IPEC hosts critical meetings on agricultural insurance for smallholder farmers

The International Finance Corporation (IFC) and the Financial Sector Deepening (FSD) Africa representatives were in Zimbabwe early this week for separate meetings with stakeholders to discuss plans to roll out agricultural insurance, targeting smallholder farmers as a way of building their resilience against climate-related risks.

Zimbabwe is prone to frequent drought (El Niño) and excessive rains (La Niña) events, often significantly impacting food security and livelihoods for smallholder farmers.

In response to these climate-related risks, the Insurance and Pensions Commission (IPEC) and IFC – an arm of the World Bank, signed an agreement in 2022, to develop agricultural index-based insurance to protect smallholder farmers from climate-related crop losses in Zimbabwe.

IPEC also subscribed to the Nairobi Declaration on Sustainable Insurance in 2022. The declaration is a commitment by African insurance industry leaders to support the achievement of the United Nations Sustainable Development Goals (SDGs).

On Monday 08 April, the IFC presented findings of its market assessments to stakeholders made up of representatives from the Ministry of Finance, Economic Development and Investment Promotion, IPEC, and the insurance sector. You can access the findings here.

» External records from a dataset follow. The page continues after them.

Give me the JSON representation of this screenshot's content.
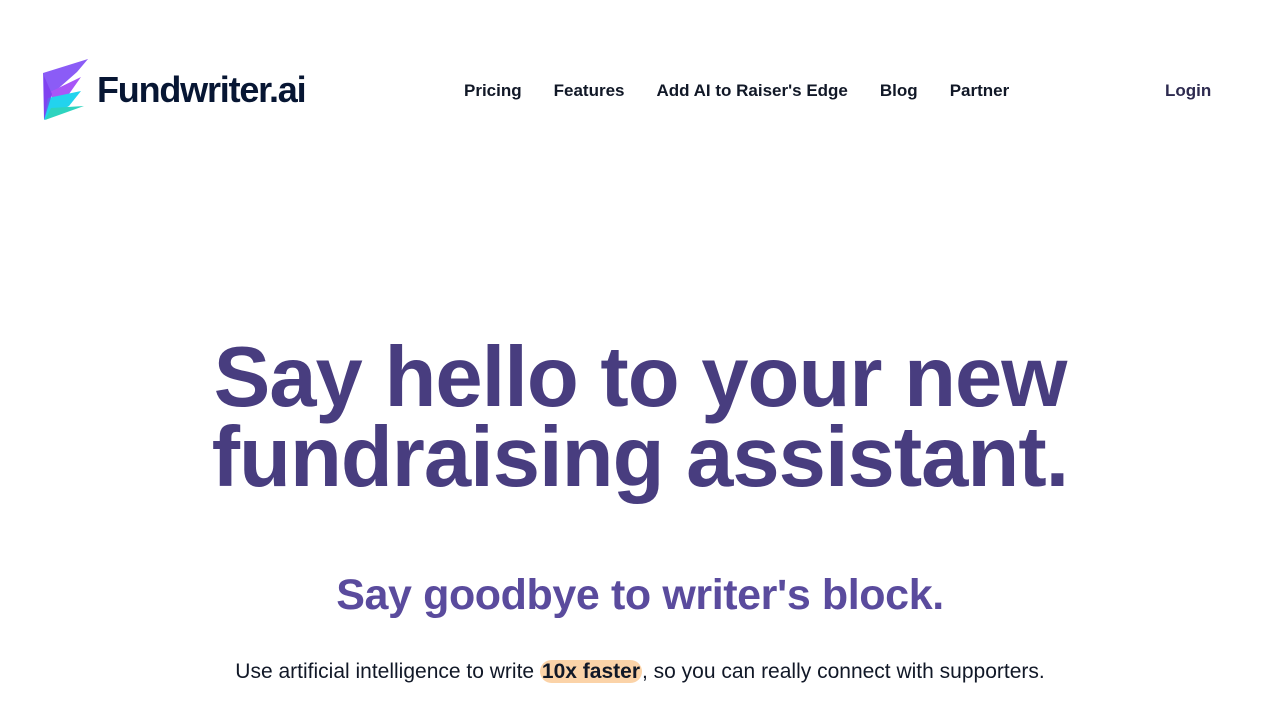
{
  "header": {
    "logo_text": "Fundwriter.ai",
    "logo_icon": "paper-plane-icon",
    "nav_items": [
      {
        "label": "Pricing"
      },
      {
        "label": "Features"
      },
      {
        "label": "Add AI to Raiser's Edge"
      },
      {
        "label": "Blog"
      },
      {
        "label": "Partner"
      }
    ],
    "login_label": "Login"
  },
  "hero": {
    "title_line_1": "Say hello to your new",
    "title_line_2": "fundraising assistant.",
    "subtitle": "Say goodbye to writer's block.",
    "description": {
      "before": "Use artificial intelligence to write ",
      "highlight": "10x faster",
      "after": ", so you can really connect with supporters."
    }
  },
  "colors": {
    "brand_navy": "#071633",
    "headline_purple": "#483d7f",
    "subtitle_purple": "#5a4b9d",
    "highlight_peach": "#fbd3a8",
    "logo_purple": "#8b5cf6",
    "logo_cyan": "#22d3ee"
  }
}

Speaking at the presentation of the market assessment workshop in Harare on Monday, IPEC Commissioner, Dr Grace Muradzikwa said IFC’s market assessment findings would help paint a picture of the obtaining situation.

Dr Muradzikwa

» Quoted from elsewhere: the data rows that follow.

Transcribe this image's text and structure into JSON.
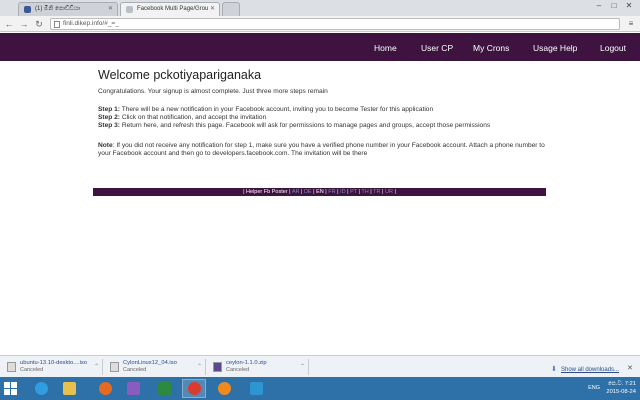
{
  "browser": {
    "tabs": [
      {
        "title": "(1) මිනි පොඩ්ඩියා",
        "active": false
      },
      {
        "title": "Facebook Multi Page/Grou",
        "active": true
      },
      {
        "title": "",
        "active": false
      }
    ],
    "url": "finli.dikep.info/#_=_"
  },
  "site": {
    "nav": [
      "Home",
      "User CP",
      "My Crons",
      "Usage Help",
      "Logout"
    ],
    "welcome": "Welcome pckotiyapariganaka",
    "intro": "Congratulations. Your signup is almost complete. Just three more steps remain",
    "steps": [
      {
        "label": "Step 1:",
        "text": " There will be a new notification in your Facebook account, inviting you to become Tester for this application"
      },
      {
        "label": "Step 2:",
        "text": " Click on that notification, and accept the invitation"
      },
      {
        "label": "Step 3:",
        "text": " Return here, and refresh this page. Facebook will ask for permissions to manage pages and groups, accept those permissions"
      }
    ],
    "note_label": "Note",
    "note_text": ": If you did not receive any notification for step 1, make sure you have a verified phone number in your Facebook account. Attach a phone number to your Facebook account and then go to developers.facebook.com. The invitation will be there",
    "footer_title": "| Helper Fb Poster |",
    "languages": [
      "AR",
      "DE",
      "EN",
      "FR",
      "ID",
      "PT",
      "TH",
      "TR",
      "UR"
    ],
    "current_language": "EN"
  },
  "downloads": {
    "items": [
      {
        "name": "ubuntu-13.10-deskto....iso",
        "status": "Canceled"
      },
      {
        "name": "CylonLinux12_04.iso",
        "status": "Canceled"
      },
      {
        "name": "ceylon-1.1.0.zip",
        "status": "Canceled"
      }
    ],
    "show_all": "Show all downloads..."
  },
  "taskbar": {
    "lang": "ENG",
    "time": "පෙ.ව. 7:21",
    "date": "2015-08-24"
  },
  "colors": {
    "nav_bg": "#3e1340",
    "taskbar_bg": "#2e70a8"
  }
}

“Given that the Commission`s mandate includes the development of the insurance and pensions industry, our presence here today demonstrates our commitment to promoting the development of the insurance industry, particularly with a special focus on the financially excluded,” said Dr Muradzikwa.

In his remarks, IFC Country Officer for Zimbabwe, Mr Vasco Nunes said Zimbabwe’s agricultural sector has a lot of potential.

“But it’s highly exposed to climate events even before what we call climate change. This part of the continent is prone to very extreme events of drought and cyclones. This is a timely moment to highlight the need for this kind of tool,” said Mr Nunes.

Mr Nunes

IFC Financial Institutions Group Advisory/Upstream Manager for East and Southern Africa, Ms Paula Felipe added IFC is committed to improving smallholder farmers’ and SMEs’ access to the markets, tools, and financing they need to thrive.

“The collaboration between IFC and IPEC is one example of how IFC collaborates with various industry stakeholders, including regulators, to develop an enabling environment for climate insurance and finance,” she said.

Meanwhile, speaking at FSD Africa’s meeting with representatives from the Ministry of Finance, Economic Development and Investment Promotion, Ministry of Lands, Agriculture, Fisheries and Rural Development, Ministry of Environment, Climate and Wildlife, and IPEC, FSD Africa Director of Risk and Resilience, Mr Kelvin Massingham said there is need to explore innovative insurance solutions to mitigate the impact of climate change-related risks.

“We want to see how we can get the private insurance industry in Zimbabwe to offer more solutions. We are working together with all these stakeholders to see what we can design to really scale up insurance for agricultural risks in Zimbabwe.”

Mr Massingham

Speaking at the same event, Environment, Climate, and Wildlife Permanent Secretary, Professor Prosper Matondi said the experience of Cyclone Idai in 2019 demonstrated the impact of climate change.

“The event was so unkind that it killed our people, it destroyed our infrastructure, system, and natural heritage, he said.

“So, these are the matters that relate to the question around, what form of insurance would you provide in that particular context where there is systematic, large scale, and intense damage over a period of time? As we engage in the nitty-grities of the costs, the qualitatives of it, what does it really mean for a person that is impacted by climate change?”

Prof Matondi

Mr Clemence Taderera Bwenje, Chief Director, Strategic Planning & Business Development in the Ministry of Lands, Agriculture, Fisheries, Water and Rural Development said Government is targeting integrating smallholder farmers into the insurance system.

“Insurance will be treated as an input and making premiums affordable is an urgent intervention required,” he said.

He said the Ministry had piloted the Area Yield Index Insurance during the 2021/22 season in Rushinga and Mwenezi where about 32, 000 maize farmers were enrolled.

He said the total sum insured was US$1, 162, 408 with a premium amount of US$120, 000 and the payout amount was about US$124, 000.

Mr Bwenje

In an earlier meeting with FSD Africa, the insurance industry expressed its interest and readiness to insure smallholder farmers but called on government to subsidise the smallholder farmers’ premiums.

Mr Massingham said FSD Africa will assist Zimbabwe by mobilising supplementary premiums to subside smallholder farmers.